In the midst of federal attempts to re-indict Rod Blagojevich, the former governor suggested today that he wanted to be in court as soon as possible.
"I wish my trial could've been held right away," Blagojevich said to a modest-sized crowd inside a University of Chicago bookstore. "And then I'd still be governor now."
The signing is Blago's first since releasing his memoir, "The Governor", in September, and comes on the eve of the one-year anniversary of his indictment.
Blago's appearance also comes as federal prosecutors say they may re-indict Blago to help avoid problems with a possible U.S. Supreme Court decision on the honest services statute.

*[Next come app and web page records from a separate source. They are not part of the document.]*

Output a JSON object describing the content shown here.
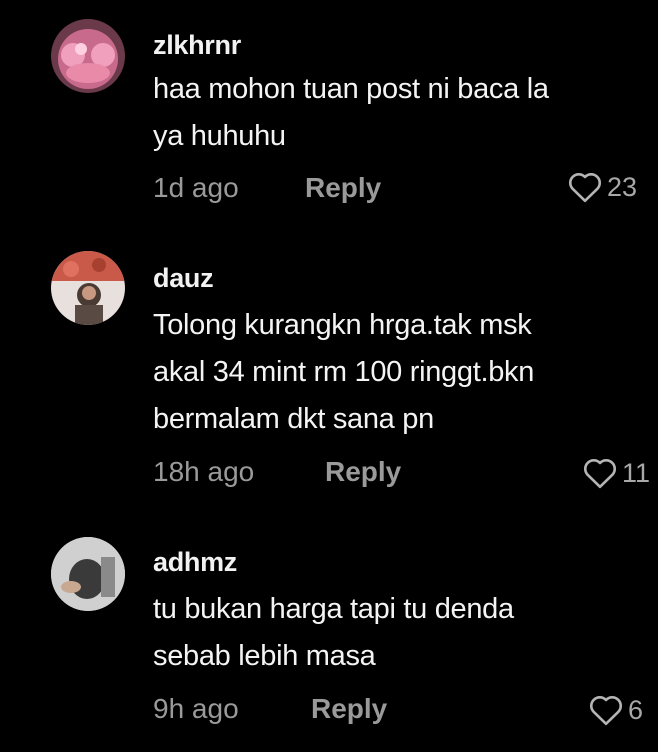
{
  "comments": [
    {
      "username": "zlkhrnr",
      "text_lines": [
        "haa mohon tuan post ni baca la",
        "ya huhuhu"
      ],
      "time": "1d ago",
      "reply_label": "Reply",
      "likes": "23",
      "avatar_color": "#e07a9a"
    },
    {
      "username": "dauz",
      "text_lines": [
        "Tolong kurangkn hrga.tak msk",
        "akal 34 mint rm 100 ringgt.bkn",
        "bermalam dkt sana pn"
      ],
      "time": "18h ago",
      "reply_label": "Reply",
      "likes": "11",
      "avatar_color": "#d9a09a"
    },
    {
      "username": "adhmz",
      "text_lines": [
        "tu bukan harga tapi tu denda",
        "sebab lebih masa"
      ],
      "time": "9h ago",
      "reply_label": "Reply",
      "likes": "6",
      "avatar_color": "#9a9a9a"
    }
  ],
  "colors": {
    "background": "#000000",
    "username": "#f2f2f2",
    "text": "#f4f4f4",
    "meta": "#9a9a9a"
  },
  "icons": {
    "like": "heart-outline-icon"
  }
}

Last month, Blago's attorneys sought to delay his trial in consideration of that Supreme Court decision, which is expected to be considered this month.
Instead of considering a trial delay, prosecutors will just charge the former governor with something new.

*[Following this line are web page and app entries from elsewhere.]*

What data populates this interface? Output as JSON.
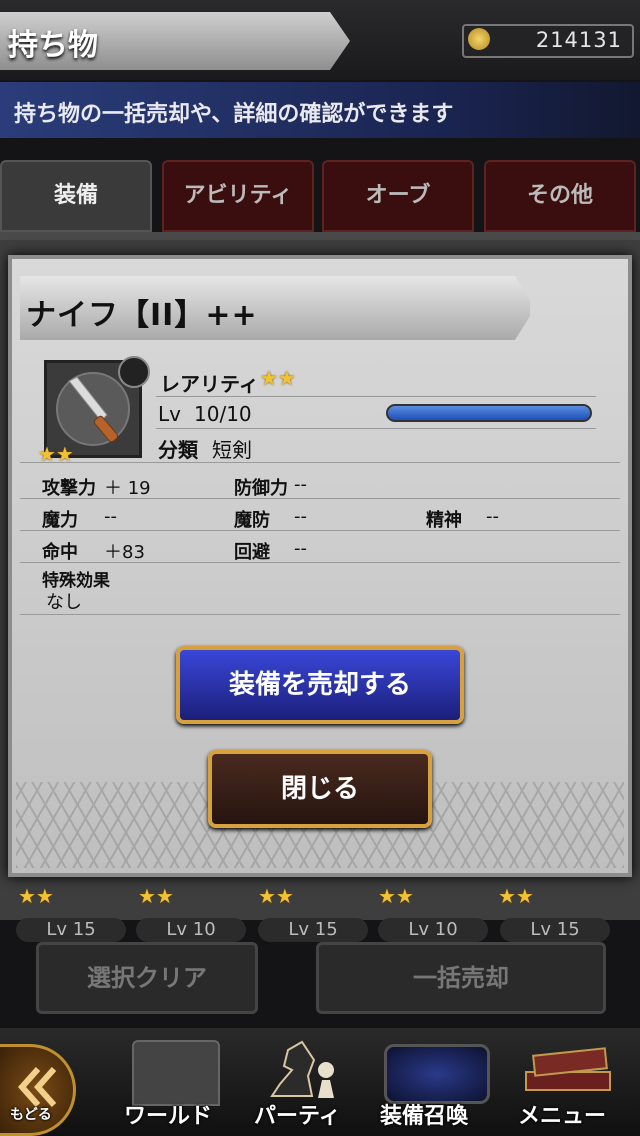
{
  "header": {
    "title": "持ち物",
    "gil": "214131",
    "subtitle": "持ち物の一括売却や、詳細の確認ができます"
  },
  "tabs": [
    {
      "label": "装備",
      "active": true
    },
    {
      "label": "アビリティ"
    },
    {
      "label": "オーブ"
    },
    {
      "label": "その他"
    }
  ],
  "item": {
    "name": "ナイフ【II】++",
    "rarity_label": "レアリティ",
    "rarity_stars": "★★",
    "level_prefix": "Lv",
    "level": "10/10",
    "level_progress": 1.0,
    "category_label": "分類",
    "category_value": "短剣",
    "stats": {
      "attack_label": "攻撃力",
      "attack_value": "＋ 19",
      "defense_label": "防御力",
      "defense_value": "--",
      "magic_label": "魔力",
      "magic_value": "--",
      "mdefense_label": "魔防",
      "mdefense_value": "--",
      "spirit_label": "精神",
      "spirit_value": "--",
      "accuracy_label": "命中",
      "accuracy_value": "＋83",
      "evasion_label": "回避",
      "evasion_value": "--"
    },
    "special_label": "特殊効果",
    "special_value": "なし"
  },
  "buttons": {
    "sell": "装備を売却する",
    "close": "閉じる"
  },
  "background": {
    "levels": [
      "Lv 15",
      "Lv 10",
      "Lv 15",
      "Lv 10",
      "Lv 15"
    ],
    "clear_button": "選択クリア",
    "bulk_sell_button": "一括売却"
  },
  "nav": {
    "back": "もどる",
    "world": "ワールド",
    "party": "パーティ",
    "summon": "装備召喚",
    "menu": "メニュー"
  },
  "colors": {
    "accent_blue": "#2a34c8",
    "gold_border": "#d7a13d"
  }
}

"It's interesting," Blagojevich said. "My accusers like to change their story and are now giving another story and another set of circumstances. My story has never changed."

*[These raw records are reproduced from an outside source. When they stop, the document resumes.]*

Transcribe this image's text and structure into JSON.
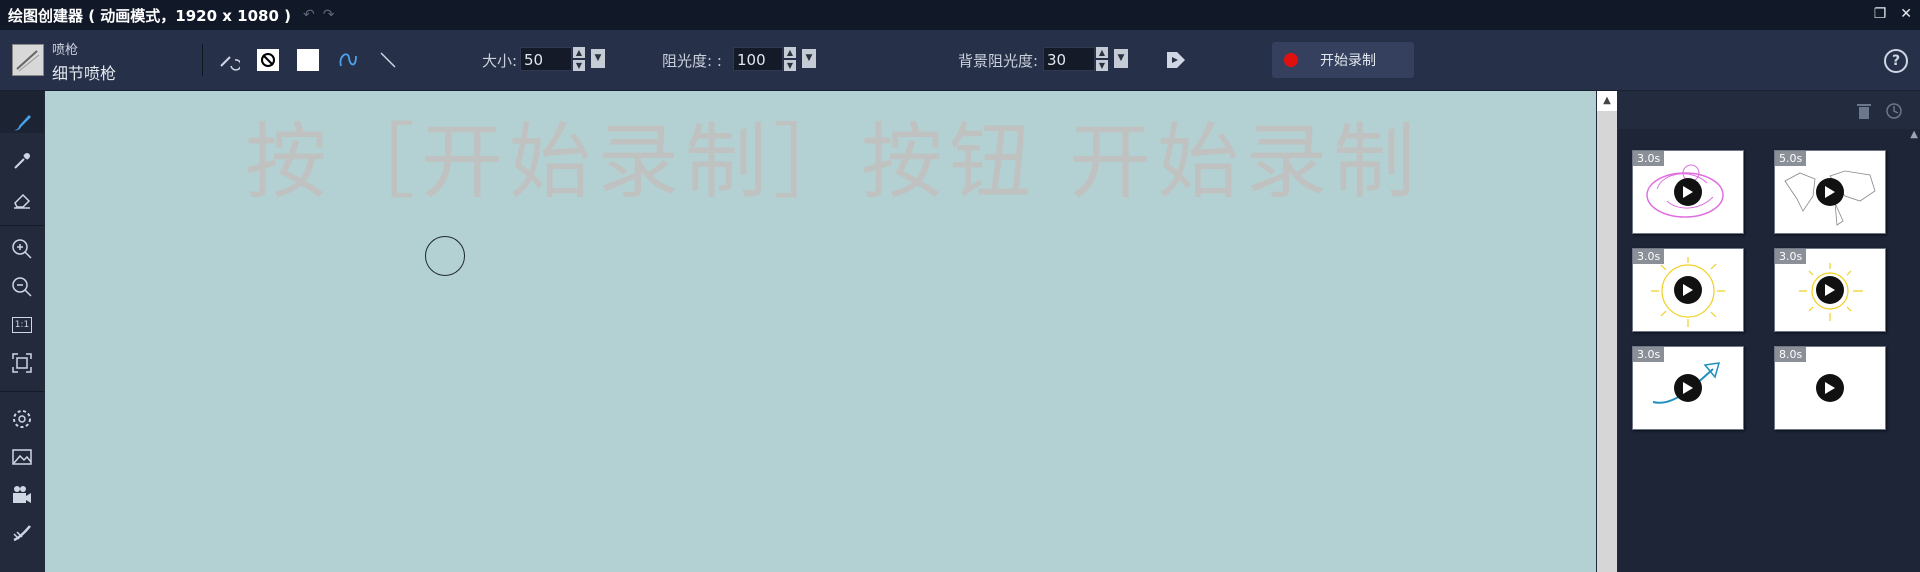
{
  "window": {
    "title": "绘图创建器 ( 动画模式，1920 x 1080 )",
    "undo_icon": "undo-icon",
    "redo_icon": "redo-icon"
  },
  "toolbar": {
    "brush_type": "喷枪",
    "brush_name": "细节喷枪",
    "size_label": "大小:",
    "size_value": "50",
    "opacity_label": "阻光度: :",
    "opacity_value": "100",
    "bg_opacity_label": "背景阻光度:",
    "bg_opacity_value": "30",
    "record_label": "开始录制",
    "record_color": "#e01010"
  },
  "canvas": {
    "watermark": "按［开始录制］按钮 开始录制",
    "background": "#b3d1d3"
  },
  "left_tools": [
    {
      "name": "brush-tool",
      "icon": "brush-icon"
    },
    {
      "name": "eyedropper-tool",
      "icon": "eyedropper-icon"
    },
    {
      "name": "eraser-tool",
      "icon": "eraser-icon"
    },
    {
      "name": "zoom-in-tool",
      "icon": "zoom-in-icon"
    },
    {
      "name": "zoom-out-tool",
      "icon": "zoom-out-icon"
    },
    {
      "name": "actual-size-tool",
      "icon": "actual-size-icon",
      "text": "1:1"
    },
    {
      "name": "fit-tool",
      "icon": "fit-screen-icon"
    },
    {
      "name": "settings-tool",
      "icon": "gear-icon"
    },
    {
      "name": "image-tool",
      "icon": "image-icon"
    },
    {
      "name": "camera-tool",
      "icon": "video-camera-icon"
    },
    {
      "name": "clear-tool",
      "icon": "clear-brush-icon"
    }
  ],
  "templates": [
    {
      "duration": "3.0s",
      "sketch": "pink-scribble"
    },
    {
      "duration": "5.0s",
      "sketch": "world-map"
    },
    {
      "duration": "3.0s",
      "sketch": "yellow-sun"
    },
    {
      "duration": "3.0s",
      "sketch": "yellow-sun-small"
    },
    {
      "duration": "3.0s",
      "sketch": "blue-arrow"
    },
    {
      "duration": "8.0s",
      "sketch": "blank"
    }
  ]
}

Blagojevich is scheduled for another public appearance next week when he debates Columbia College professor Dan Rybicky on the merits of the Elvis film Viva Las Vegas.